Write only the number of lines in the data that contain the word "question".

::: MATERIAL FOR THIS TASK :::

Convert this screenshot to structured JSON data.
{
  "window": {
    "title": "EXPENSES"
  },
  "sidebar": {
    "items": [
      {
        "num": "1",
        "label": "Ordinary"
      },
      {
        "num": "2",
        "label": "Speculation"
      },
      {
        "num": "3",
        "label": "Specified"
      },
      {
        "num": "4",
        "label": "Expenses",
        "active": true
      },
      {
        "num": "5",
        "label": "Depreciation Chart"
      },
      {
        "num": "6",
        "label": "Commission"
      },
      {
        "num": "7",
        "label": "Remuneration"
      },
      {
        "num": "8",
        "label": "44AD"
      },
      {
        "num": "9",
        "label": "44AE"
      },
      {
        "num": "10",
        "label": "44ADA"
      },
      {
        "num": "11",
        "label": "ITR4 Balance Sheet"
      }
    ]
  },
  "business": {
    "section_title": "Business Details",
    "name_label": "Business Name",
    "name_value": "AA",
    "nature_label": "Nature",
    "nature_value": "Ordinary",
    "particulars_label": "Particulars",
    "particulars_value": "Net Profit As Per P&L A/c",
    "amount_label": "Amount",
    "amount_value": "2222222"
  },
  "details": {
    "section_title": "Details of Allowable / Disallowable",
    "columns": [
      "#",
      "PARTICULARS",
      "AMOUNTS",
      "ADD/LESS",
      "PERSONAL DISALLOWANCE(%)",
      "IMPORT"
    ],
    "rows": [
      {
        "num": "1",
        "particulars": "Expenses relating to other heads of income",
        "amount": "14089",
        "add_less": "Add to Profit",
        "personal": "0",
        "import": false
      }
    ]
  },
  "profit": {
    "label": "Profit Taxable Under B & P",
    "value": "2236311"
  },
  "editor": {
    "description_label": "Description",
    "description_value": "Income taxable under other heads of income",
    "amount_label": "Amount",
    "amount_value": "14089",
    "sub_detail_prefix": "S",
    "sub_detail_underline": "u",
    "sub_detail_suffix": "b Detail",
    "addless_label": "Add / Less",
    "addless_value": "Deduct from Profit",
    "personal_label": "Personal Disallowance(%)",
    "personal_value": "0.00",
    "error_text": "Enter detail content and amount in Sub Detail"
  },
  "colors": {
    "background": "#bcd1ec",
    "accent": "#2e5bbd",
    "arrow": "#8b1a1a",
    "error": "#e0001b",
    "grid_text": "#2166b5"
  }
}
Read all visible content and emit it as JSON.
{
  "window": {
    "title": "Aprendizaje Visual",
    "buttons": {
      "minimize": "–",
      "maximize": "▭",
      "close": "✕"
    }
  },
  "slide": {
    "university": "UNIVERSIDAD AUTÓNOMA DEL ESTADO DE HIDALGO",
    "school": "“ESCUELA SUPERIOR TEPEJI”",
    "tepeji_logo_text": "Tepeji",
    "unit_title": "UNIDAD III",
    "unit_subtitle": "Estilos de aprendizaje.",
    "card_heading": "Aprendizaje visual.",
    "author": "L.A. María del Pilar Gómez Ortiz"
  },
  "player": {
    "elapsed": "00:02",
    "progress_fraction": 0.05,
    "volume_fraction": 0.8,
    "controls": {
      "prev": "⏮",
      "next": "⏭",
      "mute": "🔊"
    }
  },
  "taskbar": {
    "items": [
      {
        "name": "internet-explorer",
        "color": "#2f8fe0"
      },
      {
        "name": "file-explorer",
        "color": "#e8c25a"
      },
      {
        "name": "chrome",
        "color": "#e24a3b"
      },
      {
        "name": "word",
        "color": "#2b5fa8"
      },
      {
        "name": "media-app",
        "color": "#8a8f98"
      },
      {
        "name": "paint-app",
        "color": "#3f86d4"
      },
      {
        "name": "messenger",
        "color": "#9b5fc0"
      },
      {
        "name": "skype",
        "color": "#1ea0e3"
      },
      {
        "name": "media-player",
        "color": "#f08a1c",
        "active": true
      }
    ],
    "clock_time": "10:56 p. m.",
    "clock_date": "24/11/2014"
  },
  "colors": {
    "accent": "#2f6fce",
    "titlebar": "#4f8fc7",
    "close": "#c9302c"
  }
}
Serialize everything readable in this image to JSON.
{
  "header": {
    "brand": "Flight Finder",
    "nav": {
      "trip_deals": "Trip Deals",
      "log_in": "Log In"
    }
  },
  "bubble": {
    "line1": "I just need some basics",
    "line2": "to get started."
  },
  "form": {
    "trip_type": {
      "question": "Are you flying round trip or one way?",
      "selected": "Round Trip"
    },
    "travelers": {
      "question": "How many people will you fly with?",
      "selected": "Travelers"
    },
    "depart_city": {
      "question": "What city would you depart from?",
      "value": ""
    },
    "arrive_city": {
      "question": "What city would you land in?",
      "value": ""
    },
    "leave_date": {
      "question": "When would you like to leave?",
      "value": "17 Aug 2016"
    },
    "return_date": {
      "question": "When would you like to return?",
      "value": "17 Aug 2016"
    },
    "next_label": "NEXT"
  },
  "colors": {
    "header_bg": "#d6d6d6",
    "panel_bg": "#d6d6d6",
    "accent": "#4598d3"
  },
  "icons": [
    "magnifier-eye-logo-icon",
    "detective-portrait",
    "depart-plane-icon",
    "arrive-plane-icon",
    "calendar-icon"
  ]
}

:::

▸ THE ANSWER
6